§ Problem requirements
Report the lines of the data below that contain the string "برانداز".

======== Listed entries

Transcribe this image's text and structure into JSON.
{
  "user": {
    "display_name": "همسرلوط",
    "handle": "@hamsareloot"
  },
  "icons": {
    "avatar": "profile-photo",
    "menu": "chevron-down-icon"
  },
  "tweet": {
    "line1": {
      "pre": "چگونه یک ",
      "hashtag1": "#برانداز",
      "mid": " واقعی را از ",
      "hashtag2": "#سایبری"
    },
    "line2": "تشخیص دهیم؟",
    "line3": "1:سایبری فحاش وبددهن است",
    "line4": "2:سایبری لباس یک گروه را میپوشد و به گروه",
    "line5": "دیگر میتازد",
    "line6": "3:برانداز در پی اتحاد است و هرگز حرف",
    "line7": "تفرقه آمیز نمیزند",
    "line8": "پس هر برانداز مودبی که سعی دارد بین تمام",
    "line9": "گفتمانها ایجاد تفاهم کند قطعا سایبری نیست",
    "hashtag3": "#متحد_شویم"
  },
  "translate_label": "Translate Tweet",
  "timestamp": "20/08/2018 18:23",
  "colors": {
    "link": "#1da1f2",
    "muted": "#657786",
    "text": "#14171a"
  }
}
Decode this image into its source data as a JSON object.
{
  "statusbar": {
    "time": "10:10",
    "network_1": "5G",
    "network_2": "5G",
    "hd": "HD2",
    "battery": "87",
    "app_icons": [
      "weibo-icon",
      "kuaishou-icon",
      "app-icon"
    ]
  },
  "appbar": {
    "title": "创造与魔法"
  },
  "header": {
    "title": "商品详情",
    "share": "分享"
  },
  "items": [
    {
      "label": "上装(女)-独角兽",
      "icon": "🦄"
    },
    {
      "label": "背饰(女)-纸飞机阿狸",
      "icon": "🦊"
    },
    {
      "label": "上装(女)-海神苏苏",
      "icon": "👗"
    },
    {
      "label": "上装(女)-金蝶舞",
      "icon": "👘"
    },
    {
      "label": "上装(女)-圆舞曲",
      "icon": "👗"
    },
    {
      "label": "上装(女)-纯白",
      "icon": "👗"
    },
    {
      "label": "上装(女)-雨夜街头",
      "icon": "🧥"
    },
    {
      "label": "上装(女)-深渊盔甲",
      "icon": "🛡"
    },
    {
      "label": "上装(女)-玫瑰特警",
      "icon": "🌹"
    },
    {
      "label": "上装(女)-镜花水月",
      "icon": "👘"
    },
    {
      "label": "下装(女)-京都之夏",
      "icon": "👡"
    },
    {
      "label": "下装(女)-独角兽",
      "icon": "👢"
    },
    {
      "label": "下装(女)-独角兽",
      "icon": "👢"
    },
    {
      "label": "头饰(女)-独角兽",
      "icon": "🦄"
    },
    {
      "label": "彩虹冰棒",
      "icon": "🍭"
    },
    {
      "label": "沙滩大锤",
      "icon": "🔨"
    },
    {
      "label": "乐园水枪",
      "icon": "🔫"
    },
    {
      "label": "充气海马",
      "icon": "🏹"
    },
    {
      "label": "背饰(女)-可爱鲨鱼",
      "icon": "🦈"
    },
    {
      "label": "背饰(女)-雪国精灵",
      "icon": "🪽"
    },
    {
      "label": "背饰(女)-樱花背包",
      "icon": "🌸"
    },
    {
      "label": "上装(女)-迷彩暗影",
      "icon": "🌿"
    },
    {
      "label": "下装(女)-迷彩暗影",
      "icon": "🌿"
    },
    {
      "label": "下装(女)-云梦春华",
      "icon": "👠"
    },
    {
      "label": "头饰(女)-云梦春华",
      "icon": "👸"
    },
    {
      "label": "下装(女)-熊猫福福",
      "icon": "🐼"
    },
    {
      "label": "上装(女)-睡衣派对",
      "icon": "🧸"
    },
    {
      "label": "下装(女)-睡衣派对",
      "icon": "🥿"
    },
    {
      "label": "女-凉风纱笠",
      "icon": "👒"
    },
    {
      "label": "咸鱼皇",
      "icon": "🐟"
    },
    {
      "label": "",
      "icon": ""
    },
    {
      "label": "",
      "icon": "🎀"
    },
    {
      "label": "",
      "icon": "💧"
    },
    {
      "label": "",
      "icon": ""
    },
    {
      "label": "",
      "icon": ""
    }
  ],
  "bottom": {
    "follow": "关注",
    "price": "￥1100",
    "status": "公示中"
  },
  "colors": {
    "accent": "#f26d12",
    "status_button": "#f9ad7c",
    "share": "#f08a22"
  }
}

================

§ Answer for the task
      "hashtag1": "#برانداز",
    "line6": "3:برانداز در پی اتحاد است و هرگز حرف",
    "line8": "پس هر برانداز مودبی که سعی دارد بین تمام",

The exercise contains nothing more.